Consider the two tables:

Employee Relations (EMP) 


ENO: employee number, key 

ENOM: employee name 

PROF: profession (director is not a profession) 

DATEEMB: date of hire 

SAL: salary 

COMM: commission (an employee may not have commission) 

DNO: department number to which the employee belongs 

Relations of Departments (DEPT) 


DNO: department number, key 

DNOM: name of department 

DIR: department director 

CITY: location of the department (city)

Express the following queries in relational algebra and then in SQL:

Query 1: Give all tuples of DEPT.

Query 2: Return all tuples of EMP.

Request 3: Give the names and salaries of employees.

Request 4: Give the employees' professions (after elimination of duplicates).

Request 5: Give the hiring dates of the technicians.

Query 6: Make the Cartesian product between EMP and DEPT.

Query 7: Give the names of the employees and the names of their department.

Request 8: Give the numbers of employees working in BOSTON.

Request 9: Give the names of the directors of departments 1 and 3. Warning: director is not a profession!

Request 10: Give the names of employees working in a department with at least one engineer.

Request 11: Give the salary and name of employees earning more than one (at least one) engineer.

Request 12: Give the salary and name of employees earning more than all engineers.

Request 13: Give the names of employees and the names of their directors.

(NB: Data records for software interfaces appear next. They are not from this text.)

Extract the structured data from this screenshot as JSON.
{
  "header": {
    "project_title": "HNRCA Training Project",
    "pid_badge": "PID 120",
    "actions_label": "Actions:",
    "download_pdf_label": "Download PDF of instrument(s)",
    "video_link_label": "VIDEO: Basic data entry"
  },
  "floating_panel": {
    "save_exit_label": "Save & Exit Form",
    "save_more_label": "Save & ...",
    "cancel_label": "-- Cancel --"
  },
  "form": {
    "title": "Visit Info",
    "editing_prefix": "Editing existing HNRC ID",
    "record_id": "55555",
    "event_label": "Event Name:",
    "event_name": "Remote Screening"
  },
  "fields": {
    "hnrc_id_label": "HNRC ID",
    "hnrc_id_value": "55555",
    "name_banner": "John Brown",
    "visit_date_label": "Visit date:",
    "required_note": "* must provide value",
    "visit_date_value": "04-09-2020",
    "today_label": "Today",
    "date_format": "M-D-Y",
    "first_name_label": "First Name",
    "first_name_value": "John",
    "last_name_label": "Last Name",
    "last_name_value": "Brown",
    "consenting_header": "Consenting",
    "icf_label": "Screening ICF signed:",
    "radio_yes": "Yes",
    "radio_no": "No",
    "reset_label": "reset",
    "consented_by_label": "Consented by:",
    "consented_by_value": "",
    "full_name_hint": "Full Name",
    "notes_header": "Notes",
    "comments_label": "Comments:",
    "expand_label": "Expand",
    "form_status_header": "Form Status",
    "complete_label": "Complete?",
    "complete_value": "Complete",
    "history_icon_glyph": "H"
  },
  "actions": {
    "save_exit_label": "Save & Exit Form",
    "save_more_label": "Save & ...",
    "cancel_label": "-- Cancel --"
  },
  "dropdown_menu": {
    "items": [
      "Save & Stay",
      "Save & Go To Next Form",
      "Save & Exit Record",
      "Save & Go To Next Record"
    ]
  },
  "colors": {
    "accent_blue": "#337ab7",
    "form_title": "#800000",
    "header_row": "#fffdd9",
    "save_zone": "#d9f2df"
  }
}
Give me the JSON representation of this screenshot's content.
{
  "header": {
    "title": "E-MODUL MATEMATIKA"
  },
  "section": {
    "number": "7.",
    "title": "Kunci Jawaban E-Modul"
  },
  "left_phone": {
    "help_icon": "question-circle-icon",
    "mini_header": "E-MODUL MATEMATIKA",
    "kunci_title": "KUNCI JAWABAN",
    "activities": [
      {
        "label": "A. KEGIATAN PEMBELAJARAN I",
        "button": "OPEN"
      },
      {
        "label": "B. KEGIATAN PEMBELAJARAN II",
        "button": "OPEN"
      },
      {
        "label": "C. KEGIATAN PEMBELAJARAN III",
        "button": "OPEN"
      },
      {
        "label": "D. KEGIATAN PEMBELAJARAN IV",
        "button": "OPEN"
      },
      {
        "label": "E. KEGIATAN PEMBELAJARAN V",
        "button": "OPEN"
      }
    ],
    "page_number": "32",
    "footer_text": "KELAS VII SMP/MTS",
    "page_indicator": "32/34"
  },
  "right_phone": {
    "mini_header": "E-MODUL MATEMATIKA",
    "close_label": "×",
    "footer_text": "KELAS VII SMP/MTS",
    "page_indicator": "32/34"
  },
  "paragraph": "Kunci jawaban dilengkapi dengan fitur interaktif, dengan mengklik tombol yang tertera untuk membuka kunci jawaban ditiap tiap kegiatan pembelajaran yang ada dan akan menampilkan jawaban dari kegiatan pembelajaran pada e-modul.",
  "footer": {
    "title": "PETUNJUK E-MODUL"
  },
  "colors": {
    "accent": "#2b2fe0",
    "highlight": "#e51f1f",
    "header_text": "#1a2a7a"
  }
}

Query 14: Find the names of employees with the same manager as JIM. Please note: an employee can be director of several departments.